With a black shirt, a red tie and blue hair, Billie Joe Armstrong’s opening words to the crowd gathered at the festival’s South Stage were antagonistic. “What is this free fucking hippy love shit?,” he asked, adding, “How are you doing, you rich motherfuckers?”
Standing in conditions that made a wet year at Glastonbury look like a sunny day at Glynebourne , the answer was probably, “Not so great, actually.” Testy and volatile, the audience’s distemper would soon enough find its avenue of expression.
20 minutes into their 35 minute set, things began to truly slide out of control. Green Day were already having quite the summer – their Dookie album catapulting its way up the charts, crowds on the Lollapalooza tour hurdling turnstiles in order to catch their noon set – but the trio had never seen anything like this. Slogging their way through When I Come Around, the sky was brown with missiles made of mud; the stage looked like a late season non-league football pitch from 1973.
“I hope it rains so much, you all get stuck,” announced bassist Mike Dirnt, unhelpfully. 15 minutes later, when attempting to leave the stage, Dirnt would be tackled by a security guard with such force that it sheared his front teeth, an intervention that required a visit to the dentist the following day.
No fun, as Johnny Rotten would say. With the set nearing its chaotic end, Billie Joe Armstrong abandoned his guitar in favour of volleying several clumps of mud from whence they came; or, if you prefer, fighting fire with fire. Behind him, the rhythm section swerve in to a circumcised rendition of Twisted Sister’s We’re Not Gonna Take It as the audiences surges and leaps like salmon upstream.
“Look at me, I’m a fucking idiot!” announces the frontman. He might have been describing the spectators, or else referring to himself; possibly both.
Astonishingly, five years later Woodstock ’99 would prove even grimmer than its immediate predecessor – a gathering that culminated in riots, rapes and a stage set on fire. But in 1994, things were bad enough for now. Leaving behind a stage in a state of perfect destruction, Green Day were expedited from the site via helicopter, a mode of transport of which Billie Joe Armstrong was terrified. Touchingly, his second concern was that his brand new pair of black Converse hi-tops were becoming sullied by the slurry at his feet.
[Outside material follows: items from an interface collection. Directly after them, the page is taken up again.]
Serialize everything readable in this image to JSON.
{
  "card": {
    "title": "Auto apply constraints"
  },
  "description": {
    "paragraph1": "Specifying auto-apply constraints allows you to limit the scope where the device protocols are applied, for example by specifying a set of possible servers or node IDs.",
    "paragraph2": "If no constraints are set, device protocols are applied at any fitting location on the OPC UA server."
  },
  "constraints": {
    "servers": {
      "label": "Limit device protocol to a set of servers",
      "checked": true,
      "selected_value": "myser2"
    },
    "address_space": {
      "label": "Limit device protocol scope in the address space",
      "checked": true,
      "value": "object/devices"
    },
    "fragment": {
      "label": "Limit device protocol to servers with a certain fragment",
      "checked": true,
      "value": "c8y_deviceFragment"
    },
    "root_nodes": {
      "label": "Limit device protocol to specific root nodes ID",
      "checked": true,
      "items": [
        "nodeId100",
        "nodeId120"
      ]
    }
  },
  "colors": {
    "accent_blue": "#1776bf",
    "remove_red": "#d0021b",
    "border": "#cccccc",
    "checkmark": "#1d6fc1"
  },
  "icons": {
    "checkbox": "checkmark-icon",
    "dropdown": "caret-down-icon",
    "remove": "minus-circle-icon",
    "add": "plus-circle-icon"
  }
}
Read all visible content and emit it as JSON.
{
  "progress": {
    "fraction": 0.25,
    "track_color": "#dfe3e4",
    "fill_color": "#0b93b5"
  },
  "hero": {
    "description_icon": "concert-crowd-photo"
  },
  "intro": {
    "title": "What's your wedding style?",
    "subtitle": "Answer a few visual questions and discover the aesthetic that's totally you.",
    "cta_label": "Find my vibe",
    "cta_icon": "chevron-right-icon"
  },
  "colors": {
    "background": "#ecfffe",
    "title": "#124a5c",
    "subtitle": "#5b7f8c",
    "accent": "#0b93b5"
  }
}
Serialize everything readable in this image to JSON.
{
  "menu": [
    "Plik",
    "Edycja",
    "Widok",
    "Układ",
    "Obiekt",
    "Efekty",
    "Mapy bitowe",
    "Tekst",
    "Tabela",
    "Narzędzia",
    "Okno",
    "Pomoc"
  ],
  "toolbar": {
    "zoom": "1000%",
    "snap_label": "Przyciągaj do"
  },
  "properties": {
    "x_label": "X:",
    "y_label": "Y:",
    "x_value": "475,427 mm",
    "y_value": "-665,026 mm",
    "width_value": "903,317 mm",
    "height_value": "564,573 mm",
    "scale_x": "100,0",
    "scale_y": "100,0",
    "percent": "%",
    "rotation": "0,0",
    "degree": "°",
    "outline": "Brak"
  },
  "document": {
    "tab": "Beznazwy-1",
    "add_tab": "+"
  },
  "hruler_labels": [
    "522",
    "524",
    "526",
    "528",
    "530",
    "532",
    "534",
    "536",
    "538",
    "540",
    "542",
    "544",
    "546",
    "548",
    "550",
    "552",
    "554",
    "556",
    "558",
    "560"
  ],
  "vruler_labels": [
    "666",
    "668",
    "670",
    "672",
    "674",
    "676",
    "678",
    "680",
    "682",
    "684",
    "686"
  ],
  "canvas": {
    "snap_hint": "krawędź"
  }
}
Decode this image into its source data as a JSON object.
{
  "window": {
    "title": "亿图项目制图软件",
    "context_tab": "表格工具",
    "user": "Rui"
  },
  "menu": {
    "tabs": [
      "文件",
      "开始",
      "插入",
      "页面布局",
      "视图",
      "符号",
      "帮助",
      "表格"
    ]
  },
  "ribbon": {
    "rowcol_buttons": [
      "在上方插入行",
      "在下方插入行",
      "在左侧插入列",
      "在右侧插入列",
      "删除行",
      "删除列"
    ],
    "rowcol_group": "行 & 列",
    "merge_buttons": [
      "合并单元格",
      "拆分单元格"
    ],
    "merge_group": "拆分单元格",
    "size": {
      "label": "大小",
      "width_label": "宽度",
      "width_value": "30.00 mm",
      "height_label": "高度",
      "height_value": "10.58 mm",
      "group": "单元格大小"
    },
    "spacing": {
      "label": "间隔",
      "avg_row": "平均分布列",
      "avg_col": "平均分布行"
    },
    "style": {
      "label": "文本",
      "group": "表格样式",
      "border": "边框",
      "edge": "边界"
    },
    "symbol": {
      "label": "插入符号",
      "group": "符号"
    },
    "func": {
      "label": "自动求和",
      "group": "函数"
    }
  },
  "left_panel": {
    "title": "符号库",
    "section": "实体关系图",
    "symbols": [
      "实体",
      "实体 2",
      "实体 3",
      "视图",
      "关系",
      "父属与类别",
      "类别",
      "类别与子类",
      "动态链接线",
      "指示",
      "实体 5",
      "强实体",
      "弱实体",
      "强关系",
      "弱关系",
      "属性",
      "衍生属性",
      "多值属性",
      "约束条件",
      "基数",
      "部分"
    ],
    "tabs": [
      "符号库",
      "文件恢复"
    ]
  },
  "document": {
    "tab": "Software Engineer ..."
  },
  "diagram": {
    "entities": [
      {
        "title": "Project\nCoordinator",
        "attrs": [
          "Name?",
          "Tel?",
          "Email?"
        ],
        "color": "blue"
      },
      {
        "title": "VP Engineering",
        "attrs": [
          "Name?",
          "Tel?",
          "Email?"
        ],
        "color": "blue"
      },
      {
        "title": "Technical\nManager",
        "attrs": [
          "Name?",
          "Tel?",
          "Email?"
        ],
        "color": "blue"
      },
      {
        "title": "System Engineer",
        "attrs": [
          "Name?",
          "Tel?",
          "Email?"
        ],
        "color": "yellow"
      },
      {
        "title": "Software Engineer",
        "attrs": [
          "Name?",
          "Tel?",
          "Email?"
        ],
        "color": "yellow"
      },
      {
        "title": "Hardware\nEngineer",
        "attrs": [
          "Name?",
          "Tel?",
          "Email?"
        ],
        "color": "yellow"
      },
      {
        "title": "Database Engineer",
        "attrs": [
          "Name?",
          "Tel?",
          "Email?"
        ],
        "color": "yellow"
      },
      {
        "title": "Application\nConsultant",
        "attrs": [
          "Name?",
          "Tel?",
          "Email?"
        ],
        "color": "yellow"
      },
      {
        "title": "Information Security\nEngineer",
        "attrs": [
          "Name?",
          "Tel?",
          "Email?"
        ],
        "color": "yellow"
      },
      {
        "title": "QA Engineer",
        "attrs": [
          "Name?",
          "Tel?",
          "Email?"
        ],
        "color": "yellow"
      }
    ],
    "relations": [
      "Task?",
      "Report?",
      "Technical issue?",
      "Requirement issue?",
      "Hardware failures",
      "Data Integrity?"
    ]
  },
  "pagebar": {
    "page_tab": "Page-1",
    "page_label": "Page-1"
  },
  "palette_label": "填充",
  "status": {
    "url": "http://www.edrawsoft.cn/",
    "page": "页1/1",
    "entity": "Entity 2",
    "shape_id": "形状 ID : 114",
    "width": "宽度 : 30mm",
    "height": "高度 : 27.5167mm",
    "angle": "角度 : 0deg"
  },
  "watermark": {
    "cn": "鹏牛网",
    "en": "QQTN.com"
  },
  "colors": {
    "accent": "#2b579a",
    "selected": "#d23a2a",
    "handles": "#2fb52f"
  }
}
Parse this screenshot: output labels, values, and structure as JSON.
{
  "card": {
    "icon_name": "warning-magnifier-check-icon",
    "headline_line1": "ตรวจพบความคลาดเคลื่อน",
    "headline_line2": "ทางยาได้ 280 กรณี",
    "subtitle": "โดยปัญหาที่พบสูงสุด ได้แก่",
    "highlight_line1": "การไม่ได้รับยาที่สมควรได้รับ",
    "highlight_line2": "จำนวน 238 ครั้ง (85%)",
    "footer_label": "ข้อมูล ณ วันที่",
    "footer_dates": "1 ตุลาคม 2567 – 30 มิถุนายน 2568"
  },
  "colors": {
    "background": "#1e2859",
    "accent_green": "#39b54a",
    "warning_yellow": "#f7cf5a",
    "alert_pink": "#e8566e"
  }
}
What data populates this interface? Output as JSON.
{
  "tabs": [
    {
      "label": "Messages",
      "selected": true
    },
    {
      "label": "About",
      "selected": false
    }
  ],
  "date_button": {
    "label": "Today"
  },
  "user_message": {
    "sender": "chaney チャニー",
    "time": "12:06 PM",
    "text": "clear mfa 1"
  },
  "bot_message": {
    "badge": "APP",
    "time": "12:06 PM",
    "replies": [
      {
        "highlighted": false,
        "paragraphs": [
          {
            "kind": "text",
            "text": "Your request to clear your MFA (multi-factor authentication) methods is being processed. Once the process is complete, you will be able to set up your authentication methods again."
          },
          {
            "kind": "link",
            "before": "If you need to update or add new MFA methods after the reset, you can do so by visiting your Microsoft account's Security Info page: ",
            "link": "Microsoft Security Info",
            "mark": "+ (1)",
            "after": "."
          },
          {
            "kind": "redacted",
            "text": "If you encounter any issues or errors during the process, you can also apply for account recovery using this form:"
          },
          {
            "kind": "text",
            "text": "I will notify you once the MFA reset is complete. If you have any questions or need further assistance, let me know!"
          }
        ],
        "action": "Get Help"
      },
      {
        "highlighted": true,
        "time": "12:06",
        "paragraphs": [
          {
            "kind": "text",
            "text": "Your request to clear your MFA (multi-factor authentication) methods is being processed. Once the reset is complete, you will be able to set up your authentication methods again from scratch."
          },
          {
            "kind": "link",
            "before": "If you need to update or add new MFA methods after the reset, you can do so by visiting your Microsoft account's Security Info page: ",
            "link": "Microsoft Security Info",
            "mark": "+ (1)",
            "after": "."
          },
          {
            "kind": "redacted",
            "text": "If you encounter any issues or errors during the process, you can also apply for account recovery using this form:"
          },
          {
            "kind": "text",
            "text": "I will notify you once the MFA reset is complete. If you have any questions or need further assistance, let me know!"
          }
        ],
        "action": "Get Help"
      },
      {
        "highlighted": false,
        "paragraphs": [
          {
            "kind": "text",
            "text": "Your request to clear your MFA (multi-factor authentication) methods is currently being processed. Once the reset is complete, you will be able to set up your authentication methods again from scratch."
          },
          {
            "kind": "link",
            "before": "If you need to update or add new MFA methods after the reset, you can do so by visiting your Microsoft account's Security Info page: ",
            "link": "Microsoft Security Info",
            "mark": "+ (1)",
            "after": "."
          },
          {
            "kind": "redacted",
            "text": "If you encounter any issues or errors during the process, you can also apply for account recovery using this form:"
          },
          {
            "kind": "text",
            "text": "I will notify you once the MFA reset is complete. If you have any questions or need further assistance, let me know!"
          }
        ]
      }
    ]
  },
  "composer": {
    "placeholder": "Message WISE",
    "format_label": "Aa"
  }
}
“Woodstock [‘94] was about the closest thing to anarchy I’ve ever seen in my whole life,” the singer would later recall, adding that “I didn’t like it one bit.”